╔══
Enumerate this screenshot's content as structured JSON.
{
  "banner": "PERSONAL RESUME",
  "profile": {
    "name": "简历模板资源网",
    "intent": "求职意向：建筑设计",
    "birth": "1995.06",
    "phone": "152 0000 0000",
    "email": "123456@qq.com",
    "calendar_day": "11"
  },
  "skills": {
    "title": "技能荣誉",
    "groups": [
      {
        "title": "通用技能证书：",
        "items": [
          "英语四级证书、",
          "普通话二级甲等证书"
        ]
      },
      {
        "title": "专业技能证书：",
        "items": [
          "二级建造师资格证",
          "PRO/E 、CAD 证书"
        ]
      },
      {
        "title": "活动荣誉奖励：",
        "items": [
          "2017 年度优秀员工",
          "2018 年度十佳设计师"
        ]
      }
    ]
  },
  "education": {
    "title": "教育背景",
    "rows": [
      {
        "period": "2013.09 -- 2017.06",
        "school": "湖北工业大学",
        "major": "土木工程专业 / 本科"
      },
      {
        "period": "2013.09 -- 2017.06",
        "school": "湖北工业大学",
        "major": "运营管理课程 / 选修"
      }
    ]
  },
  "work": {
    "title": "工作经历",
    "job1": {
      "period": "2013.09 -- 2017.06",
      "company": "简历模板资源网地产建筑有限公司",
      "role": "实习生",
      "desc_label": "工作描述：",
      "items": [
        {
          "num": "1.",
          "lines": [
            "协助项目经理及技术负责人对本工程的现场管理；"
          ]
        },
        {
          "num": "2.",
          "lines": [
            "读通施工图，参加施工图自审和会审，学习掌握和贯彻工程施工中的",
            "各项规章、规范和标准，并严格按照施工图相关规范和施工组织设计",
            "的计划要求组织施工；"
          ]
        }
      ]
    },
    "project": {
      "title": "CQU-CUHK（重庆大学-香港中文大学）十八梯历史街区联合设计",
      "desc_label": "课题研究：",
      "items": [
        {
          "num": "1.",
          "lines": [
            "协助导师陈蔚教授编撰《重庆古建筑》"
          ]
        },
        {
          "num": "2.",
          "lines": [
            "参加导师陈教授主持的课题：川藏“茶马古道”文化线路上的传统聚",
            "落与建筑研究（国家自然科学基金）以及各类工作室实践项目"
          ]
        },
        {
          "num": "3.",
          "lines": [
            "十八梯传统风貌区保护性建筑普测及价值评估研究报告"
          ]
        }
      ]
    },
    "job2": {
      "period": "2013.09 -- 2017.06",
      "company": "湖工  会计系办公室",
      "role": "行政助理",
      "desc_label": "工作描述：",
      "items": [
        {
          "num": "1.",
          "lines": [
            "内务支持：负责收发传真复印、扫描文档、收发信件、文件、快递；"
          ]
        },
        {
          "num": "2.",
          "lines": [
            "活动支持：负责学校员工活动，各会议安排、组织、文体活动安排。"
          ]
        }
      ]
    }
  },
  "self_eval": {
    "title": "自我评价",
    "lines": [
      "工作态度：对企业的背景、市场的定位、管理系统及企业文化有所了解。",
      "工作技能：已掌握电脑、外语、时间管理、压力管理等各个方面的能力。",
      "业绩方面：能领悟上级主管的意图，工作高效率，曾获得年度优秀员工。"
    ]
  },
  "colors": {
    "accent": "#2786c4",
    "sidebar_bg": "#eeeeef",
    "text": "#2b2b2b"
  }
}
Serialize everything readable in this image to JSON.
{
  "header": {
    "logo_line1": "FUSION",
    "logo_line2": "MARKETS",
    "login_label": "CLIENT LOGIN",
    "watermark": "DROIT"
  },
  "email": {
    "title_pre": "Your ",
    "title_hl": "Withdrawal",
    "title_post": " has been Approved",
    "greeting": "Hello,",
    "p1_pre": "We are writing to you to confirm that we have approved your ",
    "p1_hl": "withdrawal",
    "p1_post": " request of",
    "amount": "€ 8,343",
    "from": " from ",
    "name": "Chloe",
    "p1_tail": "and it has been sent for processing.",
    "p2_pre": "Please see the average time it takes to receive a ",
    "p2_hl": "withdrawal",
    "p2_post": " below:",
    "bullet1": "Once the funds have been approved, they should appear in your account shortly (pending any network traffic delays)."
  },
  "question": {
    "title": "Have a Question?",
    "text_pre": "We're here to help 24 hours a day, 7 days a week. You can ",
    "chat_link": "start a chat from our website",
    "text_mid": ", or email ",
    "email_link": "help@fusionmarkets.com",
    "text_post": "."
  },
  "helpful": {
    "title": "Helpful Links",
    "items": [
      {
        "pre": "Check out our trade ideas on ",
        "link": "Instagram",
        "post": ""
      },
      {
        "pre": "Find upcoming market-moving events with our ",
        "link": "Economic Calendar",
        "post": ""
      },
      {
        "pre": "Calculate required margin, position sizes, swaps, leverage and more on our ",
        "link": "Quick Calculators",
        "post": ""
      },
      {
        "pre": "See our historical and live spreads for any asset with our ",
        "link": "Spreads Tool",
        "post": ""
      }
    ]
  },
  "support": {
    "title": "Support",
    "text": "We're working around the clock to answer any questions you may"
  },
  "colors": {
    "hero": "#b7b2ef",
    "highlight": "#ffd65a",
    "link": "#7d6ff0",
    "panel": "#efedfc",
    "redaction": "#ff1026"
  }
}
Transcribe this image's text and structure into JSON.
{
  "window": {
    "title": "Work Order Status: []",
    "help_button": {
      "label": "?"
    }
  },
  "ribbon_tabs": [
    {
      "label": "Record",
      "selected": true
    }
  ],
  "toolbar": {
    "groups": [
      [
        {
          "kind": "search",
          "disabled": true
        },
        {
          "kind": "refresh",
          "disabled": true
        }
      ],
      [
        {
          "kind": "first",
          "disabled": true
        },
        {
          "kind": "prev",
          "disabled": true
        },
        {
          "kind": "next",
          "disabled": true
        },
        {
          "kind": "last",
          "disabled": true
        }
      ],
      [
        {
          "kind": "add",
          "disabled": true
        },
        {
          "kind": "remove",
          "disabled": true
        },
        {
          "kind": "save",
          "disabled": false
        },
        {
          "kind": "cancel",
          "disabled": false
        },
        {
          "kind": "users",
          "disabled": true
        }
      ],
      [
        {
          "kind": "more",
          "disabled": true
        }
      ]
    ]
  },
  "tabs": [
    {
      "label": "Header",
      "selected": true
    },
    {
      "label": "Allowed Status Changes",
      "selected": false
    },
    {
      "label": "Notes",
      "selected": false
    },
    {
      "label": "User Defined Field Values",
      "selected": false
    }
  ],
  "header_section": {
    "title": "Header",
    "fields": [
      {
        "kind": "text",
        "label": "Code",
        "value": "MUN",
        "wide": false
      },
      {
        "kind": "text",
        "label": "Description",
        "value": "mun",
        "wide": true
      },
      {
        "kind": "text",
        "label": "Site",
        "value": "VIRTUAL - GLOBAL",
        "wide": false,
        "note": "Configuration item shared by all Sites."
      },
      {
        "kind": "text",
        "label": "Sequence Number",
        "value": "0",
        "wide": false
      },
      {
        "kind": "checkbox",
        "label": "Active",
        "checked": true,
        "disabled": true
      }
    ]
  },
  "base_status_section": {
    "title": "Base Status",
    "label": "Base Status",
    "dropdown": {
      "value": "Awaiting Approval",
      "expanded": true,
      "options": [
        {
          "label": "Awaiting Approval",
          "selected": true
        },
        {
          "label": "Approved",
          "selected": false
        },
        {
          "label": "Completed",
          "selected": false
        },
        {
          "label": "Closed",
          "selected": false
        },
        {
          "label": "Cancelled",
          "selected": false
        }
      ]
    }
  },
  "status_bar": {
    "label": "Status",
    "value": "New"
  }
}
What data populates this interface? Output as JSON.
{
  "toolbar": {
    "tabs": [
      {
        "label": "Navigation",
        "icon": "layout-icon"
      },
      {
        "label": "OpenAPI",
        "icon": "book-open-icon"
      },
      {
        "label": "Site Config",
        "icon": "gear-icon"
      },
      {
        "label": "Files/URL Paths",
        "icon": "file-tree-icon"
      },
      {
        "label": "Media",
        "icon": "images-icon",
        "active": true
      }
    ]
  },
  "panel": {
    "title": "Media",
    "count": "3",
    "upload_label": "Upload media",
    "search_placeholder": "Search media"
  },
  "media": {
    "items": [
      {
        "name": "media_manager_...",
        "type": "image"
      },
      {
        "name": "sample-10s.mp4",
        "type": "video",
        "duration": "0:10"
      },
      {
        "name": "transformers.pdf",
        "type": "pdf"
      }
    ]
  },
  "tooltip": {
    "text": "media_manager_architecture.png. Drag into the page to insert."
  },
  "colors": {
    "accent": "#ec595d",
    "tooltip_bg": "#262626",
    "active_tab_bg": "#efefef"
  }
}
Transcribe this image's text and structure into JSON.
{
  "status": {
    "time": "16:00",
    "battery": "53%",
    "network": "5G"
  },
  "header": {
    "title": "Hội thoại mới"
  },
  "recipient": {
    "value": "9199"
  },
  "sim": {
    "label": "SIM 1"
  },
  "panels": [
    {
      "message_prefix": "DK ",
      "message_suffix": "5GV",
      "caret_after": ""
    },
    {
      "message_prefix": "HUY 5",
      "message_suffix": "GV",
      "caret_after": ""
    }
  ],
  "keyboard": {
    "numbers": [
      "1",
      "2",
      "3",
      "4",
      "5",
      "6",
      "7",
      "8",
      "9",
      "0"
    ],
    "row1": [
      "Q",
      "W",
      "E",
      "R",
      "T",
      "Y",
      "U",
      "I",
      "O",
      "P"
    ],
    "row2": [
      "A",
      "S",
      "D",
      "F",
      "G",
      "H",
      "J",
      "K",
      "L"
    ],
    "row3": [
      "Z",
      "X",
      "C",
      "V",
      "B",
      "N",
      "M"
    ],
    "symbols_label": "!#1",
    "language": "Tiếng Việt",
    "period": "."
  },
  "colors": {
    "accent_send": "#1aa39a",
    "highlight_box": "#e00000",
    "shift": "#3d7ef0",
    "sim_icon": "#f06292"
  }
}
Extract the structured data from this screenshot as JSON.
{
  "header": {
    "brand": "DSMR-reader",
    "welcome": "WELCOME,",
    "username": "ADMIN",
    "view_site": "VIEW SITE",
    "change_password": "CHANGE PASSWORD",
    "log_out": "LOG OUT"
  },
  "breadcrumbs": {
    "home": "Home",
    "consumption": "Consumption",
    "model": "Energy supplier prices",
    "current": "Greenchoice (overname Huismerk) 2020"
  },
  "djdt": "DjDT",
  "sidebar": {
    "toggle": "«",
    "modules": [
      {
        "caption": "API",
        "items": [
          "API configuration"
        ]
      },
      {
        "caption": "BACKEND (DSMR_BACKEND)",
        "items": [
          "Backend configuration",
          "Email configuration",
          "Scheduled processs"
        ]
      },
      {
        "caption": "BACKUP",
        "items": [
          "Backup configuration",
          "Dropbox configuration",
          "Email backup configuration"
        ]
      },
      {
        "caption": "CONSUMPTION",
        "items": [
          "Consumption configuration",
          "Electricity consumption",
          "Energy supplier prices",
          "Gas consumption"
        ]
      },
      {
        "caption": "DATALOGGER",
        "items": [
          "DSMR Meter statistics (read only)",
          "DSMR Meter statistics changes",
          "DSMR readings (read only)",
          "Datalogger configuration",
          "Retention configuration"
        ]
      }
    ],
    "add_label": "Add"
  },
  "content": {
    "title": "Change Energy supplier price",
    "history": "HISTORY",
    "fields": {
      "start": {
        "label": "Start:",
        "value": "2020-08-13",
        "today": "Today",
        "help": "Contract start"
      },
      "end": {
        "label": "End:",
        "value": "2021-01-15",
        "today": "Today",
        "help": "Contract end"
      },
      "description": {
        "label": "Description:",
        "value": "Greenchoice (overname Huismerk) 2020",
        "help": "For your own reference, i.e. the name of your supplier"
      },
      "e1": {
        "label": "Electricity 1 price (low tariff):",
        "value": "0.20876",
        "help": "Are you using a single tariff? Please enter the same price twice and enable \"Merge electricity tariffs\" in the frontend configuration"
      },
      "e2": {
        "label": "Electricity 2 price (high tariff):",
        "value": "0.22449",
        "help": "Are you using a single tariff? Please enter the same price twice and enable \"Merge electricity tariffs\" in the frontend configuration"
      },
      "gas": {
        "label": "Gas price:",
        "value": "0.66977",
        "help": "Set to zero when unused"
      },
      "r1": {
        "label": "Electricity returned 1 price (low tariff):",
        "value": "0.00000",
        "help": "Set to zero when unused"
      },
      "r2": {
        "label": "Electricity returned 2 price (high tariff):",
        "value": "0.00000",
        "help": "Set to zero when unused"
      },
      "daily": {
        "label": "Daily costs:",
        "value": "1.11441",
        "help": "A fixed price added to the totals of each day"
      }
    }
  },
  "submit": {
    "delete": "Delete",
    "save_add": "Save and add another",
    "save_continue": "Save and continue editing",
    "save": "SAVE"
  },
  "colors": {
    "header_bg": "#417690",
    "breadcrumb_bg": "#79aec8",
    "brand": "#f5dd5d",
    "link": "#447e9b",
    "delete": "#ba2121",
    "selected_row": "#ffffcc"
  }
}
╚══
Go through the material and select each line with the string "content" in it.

WRITTEN ANSWER —
Enumerate this screenshot's content as structured JSON.
  "content": {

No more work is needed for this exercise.